▸ INFORMATION:
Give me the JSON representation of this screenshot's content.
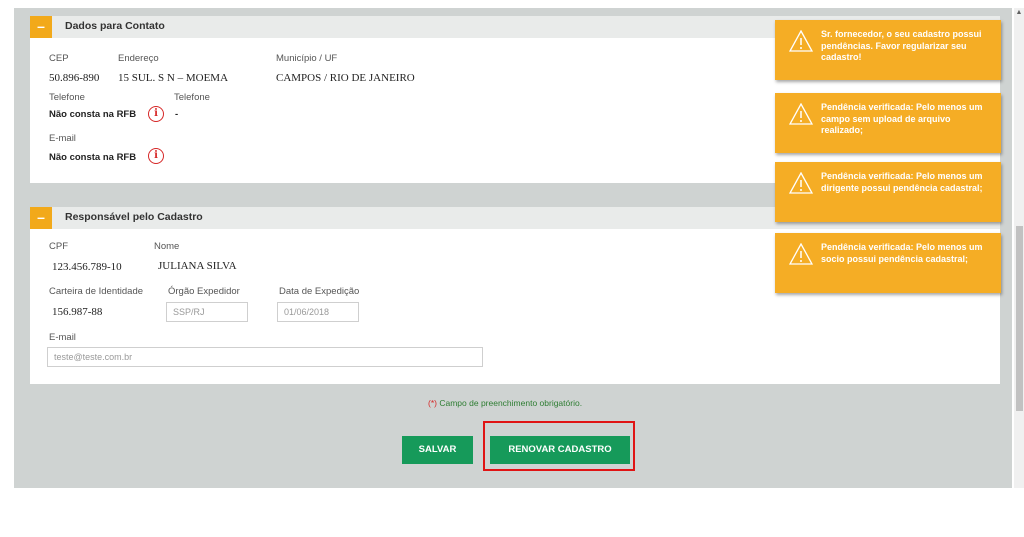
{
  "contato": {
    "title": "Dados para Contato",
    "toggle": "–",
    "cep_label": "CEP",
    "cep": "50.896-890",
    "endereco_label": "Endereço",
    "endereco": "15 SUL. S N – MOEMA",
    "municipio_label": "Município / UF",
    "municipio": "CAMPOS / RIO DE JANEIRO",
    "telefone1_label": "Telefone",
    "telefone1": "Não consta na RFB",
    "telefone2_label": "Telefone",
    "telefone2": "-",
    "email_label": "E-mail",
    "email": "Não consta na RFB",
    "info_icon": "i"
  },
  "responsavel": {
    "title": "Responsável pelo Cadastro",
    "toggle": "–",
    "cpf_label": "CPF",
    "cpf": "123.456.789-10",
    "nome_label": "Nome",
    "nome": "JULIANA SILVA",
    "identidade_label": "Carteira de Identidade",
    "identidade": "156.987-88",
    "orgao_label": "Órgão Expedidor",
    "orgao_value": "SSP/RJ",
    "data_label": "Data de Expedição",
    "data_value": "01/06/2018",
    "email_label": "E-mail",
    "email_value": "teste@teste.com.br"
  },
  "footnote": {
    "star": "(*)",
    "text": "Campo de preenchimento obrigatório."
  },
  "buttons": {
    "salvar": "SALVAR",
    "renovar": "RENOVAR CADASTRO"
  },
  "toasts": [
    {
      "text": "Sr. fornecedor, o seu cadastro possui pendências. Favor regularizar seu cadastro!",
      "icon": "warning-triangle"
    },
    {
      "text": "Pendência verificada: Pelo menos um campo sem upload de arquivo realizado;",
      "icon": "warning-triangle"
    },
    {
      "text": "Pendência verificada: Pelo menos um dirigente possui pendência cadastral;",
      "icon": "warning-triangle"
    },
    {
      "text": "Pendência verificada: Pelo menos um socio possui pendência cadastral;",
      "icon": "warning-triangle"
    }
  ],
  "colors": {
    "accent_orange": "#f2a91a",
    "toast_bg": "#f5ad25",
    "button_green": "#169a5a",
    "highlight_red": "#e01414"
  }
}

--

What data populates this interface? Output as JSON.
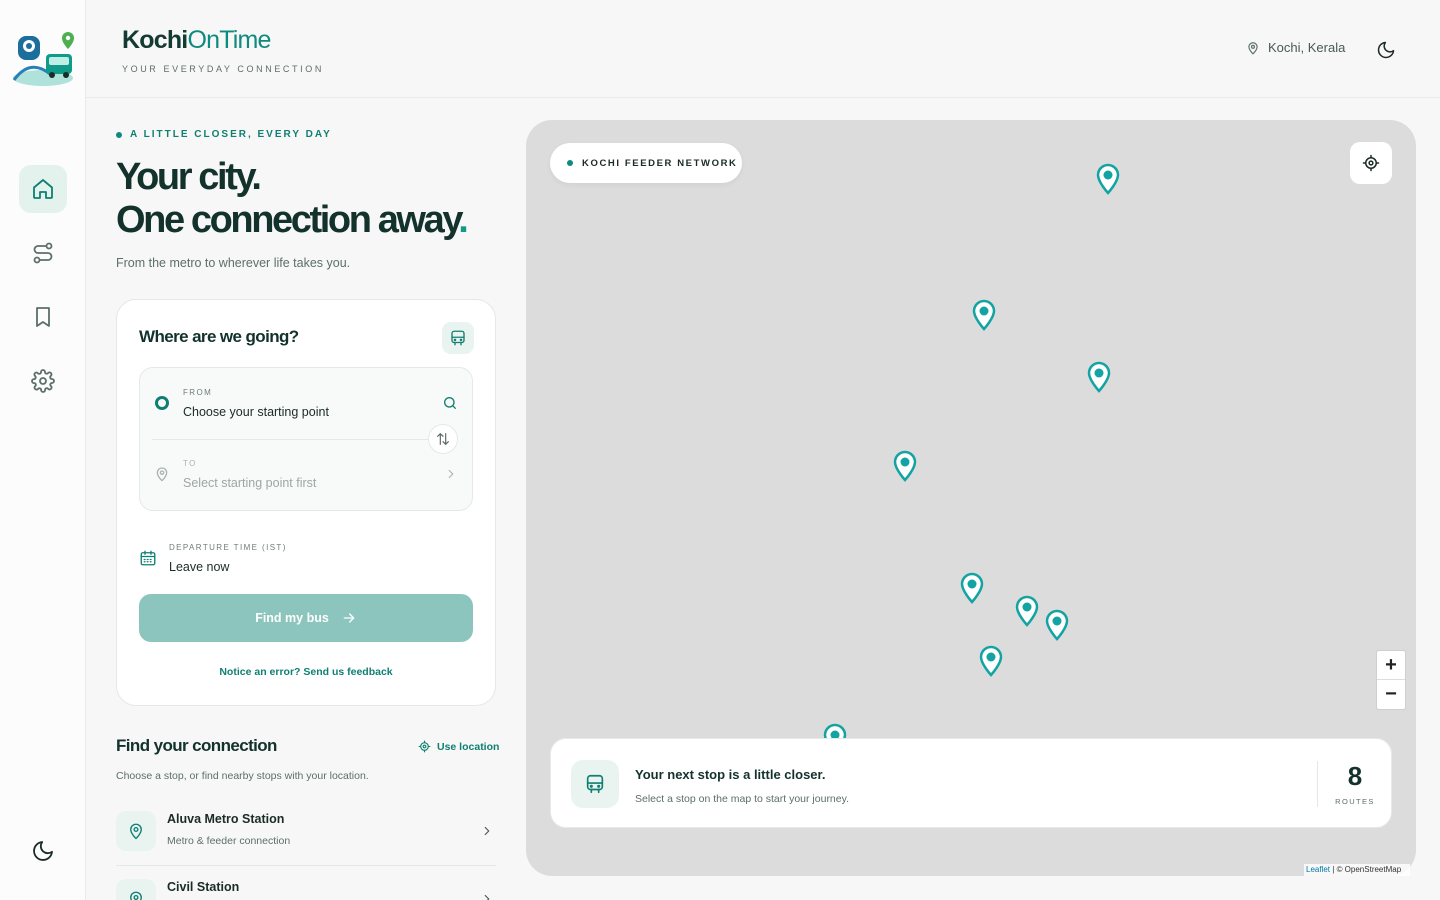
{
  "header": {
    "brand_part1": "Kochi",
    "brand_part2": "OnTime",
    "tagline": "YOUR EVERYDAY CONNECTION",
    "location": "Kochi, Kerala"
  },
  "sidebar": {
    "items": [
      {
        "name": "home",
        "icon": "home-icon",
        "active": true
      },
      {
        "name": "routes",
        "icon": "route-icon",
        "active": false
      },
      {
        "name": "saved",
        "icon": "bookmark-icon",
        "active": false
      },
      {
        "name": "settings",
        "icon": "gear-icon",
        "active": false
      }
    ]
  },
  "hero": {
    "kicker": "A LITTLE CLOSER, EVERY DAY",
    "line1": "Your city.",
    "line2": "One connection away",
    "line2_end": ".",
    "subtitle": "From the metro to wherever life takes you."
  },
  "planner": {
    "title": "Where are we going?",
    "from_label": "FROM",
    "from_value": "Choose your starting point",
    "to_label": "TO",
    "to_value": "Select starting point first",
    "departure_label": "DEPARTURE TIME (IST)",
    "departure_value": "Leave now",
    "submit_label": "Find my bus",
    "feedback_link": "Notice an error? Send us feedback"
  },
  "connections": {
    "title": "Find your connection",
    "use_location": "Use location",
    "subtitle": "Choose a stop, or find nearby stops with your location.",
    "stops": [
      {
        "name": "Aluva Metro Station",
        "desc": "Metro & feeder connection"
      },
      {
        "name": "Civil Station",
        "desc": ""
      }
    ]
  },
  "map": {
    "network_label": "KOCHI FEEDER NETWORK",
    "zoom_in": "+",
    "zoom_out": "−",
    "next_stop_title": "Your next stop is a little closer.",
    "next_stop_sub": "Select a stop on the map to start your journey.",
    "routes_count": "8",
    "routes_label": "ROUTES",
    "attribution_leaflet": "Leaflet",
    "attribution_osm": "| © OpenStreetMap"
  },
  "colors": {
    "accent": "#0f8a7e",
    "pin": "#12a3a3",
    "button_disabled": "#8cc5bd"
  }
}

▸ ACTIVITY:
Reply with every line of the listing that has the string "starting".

▸ THE ANSWER:
    "from_value": "Choose your starting point",
    "to_value": "Select starting point first",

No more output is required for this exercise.